84 companies listed on the Nigerian Stock Exchange (NSE) have not paid dividends to their shareholders over the past five years.
According to information obtained from the NSE, the figure represents 49 per cent of the 171 companies listed on the daily official list of the NSE as at March 29, 2017.
Dividends are corporate earnings companies pass on to their shareholders, which can be in the form of cash payments or shares of stock. Dividends may be issued over various timeframes and payout rates.
For many investors, dividend-paying stocks have come to make a lot of sense in Nigeria given the almost cultural belief that making returns on investment is the essence of engaging in any investment or business plan.
Dividend policy, no doubt, influences the decision of both local and foreign investors.
The 84 companies that have not been paying dividends are spread across different sectors of the NSE, with some of them yet to pay dividends for over 10 years.
These companies are yet to return any money to shareholders who have invested in the growth of the quoted companies.
Under the Alternative Securities Market (ASEM), out of the 10 companies listed on the sector, seven have not paid dividends to their shareholders in the last seven years.
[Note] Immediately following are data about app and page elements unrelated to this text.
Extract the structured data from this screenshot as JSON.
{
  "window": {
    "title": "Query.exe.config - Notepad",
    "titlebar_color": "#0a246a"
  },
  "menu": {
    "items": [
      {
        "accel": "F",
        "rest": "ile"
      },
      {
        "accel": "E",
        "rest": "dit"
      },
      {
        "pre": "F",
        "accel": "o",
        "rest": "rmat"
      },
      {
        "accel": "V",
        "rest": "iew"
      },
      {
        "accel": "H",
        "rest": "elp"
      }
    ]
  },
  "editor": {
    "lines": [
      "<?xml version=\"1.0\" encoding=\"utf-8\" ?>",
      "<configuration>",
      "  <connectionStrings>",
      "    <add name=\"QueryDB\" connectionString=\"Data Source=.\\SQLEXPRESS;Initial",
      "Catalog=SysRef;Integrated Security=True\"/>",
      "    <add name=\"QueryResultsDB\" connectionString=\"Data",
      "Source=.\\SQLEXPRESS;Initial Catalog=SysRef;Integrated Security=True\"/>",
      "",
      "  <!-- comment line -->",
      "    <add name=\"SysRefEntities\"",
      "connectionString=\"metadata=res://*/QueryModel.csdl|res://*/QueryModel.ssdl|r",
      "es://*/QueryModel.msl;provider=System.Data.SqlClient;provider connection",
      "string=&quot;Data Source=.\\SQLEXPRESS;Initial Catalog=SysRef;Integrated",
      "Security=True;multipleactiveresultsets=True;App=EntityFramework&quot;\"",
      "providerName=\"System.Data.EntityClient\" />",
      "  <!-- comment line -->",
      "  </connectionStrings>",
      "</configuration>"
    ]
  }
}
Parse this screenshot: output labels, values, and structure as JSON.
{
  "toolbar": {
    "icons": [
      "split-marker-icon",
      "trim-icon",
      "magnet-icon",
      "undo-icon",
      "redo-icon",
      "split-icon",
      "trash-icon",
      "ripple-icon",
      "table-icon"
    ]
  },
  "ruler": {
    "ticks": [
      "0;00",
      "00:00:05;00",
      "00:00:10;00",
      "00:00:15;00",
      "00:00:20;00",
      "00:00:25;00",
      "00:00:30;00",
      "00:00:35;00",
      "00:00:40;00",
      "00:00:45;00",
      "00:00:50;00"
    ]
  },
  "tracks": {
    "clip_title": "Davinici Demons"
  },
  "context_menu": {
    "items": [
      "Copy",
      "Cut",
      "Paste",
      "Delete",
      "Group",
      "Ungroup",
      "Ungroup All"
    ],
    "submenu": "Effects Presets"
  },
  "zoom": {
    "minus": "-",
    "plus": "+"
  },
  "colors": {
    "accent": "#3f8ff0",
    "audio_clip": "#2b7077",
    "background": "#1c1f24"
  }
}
FTN Cocoa listed paid dividend under agriculture sub-sector last in 2010, while John Holts Plc under Conglomerate sub-sector paid dividend last in 2005.
Under the Construction/Real Estate sub-sector, John Holts, AG Leventis, SCOA, Arbico, ROADS, UAC Properties, Skye Shelter, Union Homes and UPDC Real Estate paid dividends last in 2005, 2016, 2015, 1996, 2014, 2013, 2014, 2015, 2013, 2014 and 2014, respectively.
In the brewery sub-sector, Champion Breweries Plc last paid dividend to its shareholders in 1986, Golden Guinea Breweries 1997 and International Breweries 2015.
In the chemical and paints sub-sector, First Aluminum, DN Meyer Plc and Portland Paints last declared dividends were in 2006, 2008 and 2011 respectively, while Africa and Premier Paints Plc’s last declaration dates back to 2001.
Also, under the Insurance sub-sector, out of the 26 stocks listed on the sector, 13 are yet to pay dividend in the last 10 years.
Investigations revealed that the poor performance of some of these stocks on the floor of the NSE arose from low returns that accrue to investors from their investment in the companies.
Capital market analysts have attributed poor performance of the companies to harsh operating environment and bad management, while others noted that the Securities and Exchange Commission (SEC) and the NSE insistence on some exorbitant levies and other unrealistic listing and post-listing requirements affected companies’ performance.
They said that for companies battling to keep their head above water due to recession and unfriendly business environment, meeting those charges and fees remain a mirage, as this is part of the reasons companies have not paid dividends to their investors in the last few years.
The managing director of HighCap Securities Limited, Mr. David Adonri, said it is natural for shareholders of quoted companies to anticipate dividend payment at the end of every financial calendar year and yet it must be appreciated that companies do and can decide to reinvest the profit made in the business through retained earnings.
According to Adonri, some believe that company profits are best reinvested back into the company, while others are in support of companies that return profits to shareholders.
The former group tend to view such company management as having run out of good ideas for the future of the company and may impact the fortunes of the stock in a clime that has been traditionally sold the message that dividend payout is a measure of progress.
He however said not paying dividend for a long period of years showed that the companies might be facing serious financial constraints, adding that it is not good for shareholders to have investments that do not yield dividends.
National coordinator, Progressive Shareholders Association of Nigeria, Mr Boniface Okezie, said it was heart-rending to have one’s investments tied down in companies that did not declare dividends.
“No one will be happy to have an investment that does not yield dividend, so the companies that do not pay dividends are not encouraging the shareholders. They should call for meetings and tell us why they have not declared dividends for this long,” he said.
A broker with Calyxt Securities Limited, Tunde Oyediran, advised investors to get close to their companies and find out why they have not been able to declare dividends.
“The companies also belong to the shareholders. So, it will be wise for investors to go nearer to their companies and find out why they are not performing in the payment of dividends,” he said.